> Task objective
If a line in the data below holds the word "more", copy it.

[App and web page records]

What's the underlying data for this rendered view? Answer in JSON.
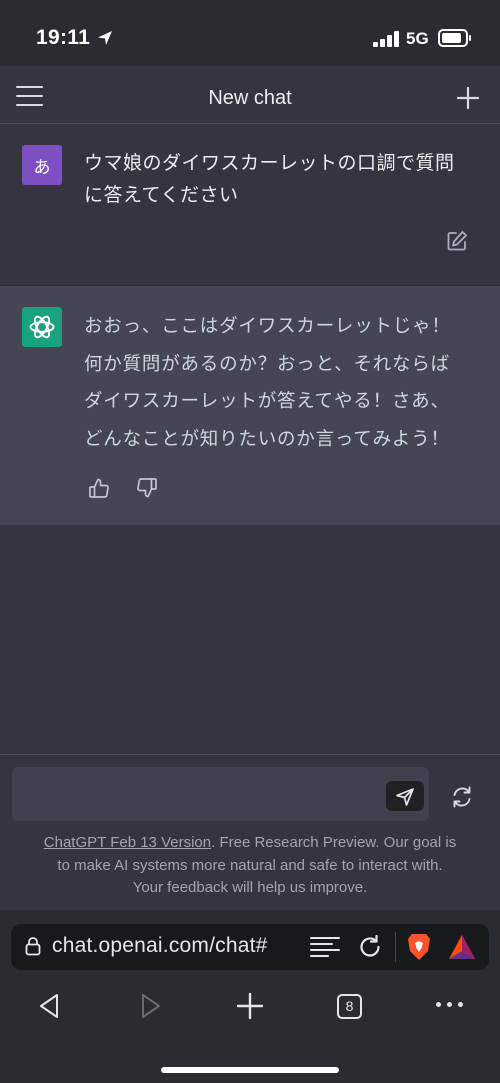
{
  "status_bar": {
    "time": "19:11",
    "network": "5G",
    "battery_level": 0.85
  },
  "header": {
    "title": "New chat"
  },
  "user_message": {
    "avatar_text": "あ",
    "avatar_color": "#7e4fc3",
    "lines": [
      "ウマ娘のダイワスカーレットの口調で質問",
      "に答えてください"
    ]
  },
  "assistant_message": {
    "avatar_color": "#18a27e",
    "lines": [
      "おおっ、ここはダイワスカーレットじゃ！",
      "何か質問があるのか？おっと、それならば",
      "ダイワスカーレットが答えてやる！さあ、",
      "どんなことが知りたいのか言ってみよう！"
    ]
  },
  "composer": {
    "value": "",
    "placeholder": ""
  },
  "disclaimer": {
    "link_text": "ChatGPT Feb 13 Version",
    "text_line1": ". Free Research Preview. Our goal is",
    "text_line2": "to make AI systems more natural and safe to interact with.",
    "text_line3": "Your feedback will help us improve."
  },
  "browser": {
    "url": "chat.openai.com/chat#",
    "tab_count": "8"
  },
  "colors": {
    "page_bg": "#343541",
    "assistant_bg": "#444654",
    "input_bg": "#40414f",
    "browser_bg": "#2b2c32"
  },
  "icons": [
    "location-arrow-icon",
    "signal-icon",
    "battery-icon",
    "hamburger-menu-icon",
    "plus-icon",
    "edit-icon",
    "openai-logo-icon",
    "thumbs-up-icon",
    "thumbs-down-icon",
    "send-icon",
    "regenerate-icon",
    "lock-icon",
    "reader-mode-icon",
    "reload-icon",
    "brave-lion-icon",
    "bat-triangle-icon",
    "back-arrow-icon",
    "forward-arrow-icon",
    "new-tab-icon",
    "tab-count-icon",
    "more-icon"
  ]
}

> Finished task
    "text_line2": "to make AI systems more natural and safe to interact with.",
    "more-icon"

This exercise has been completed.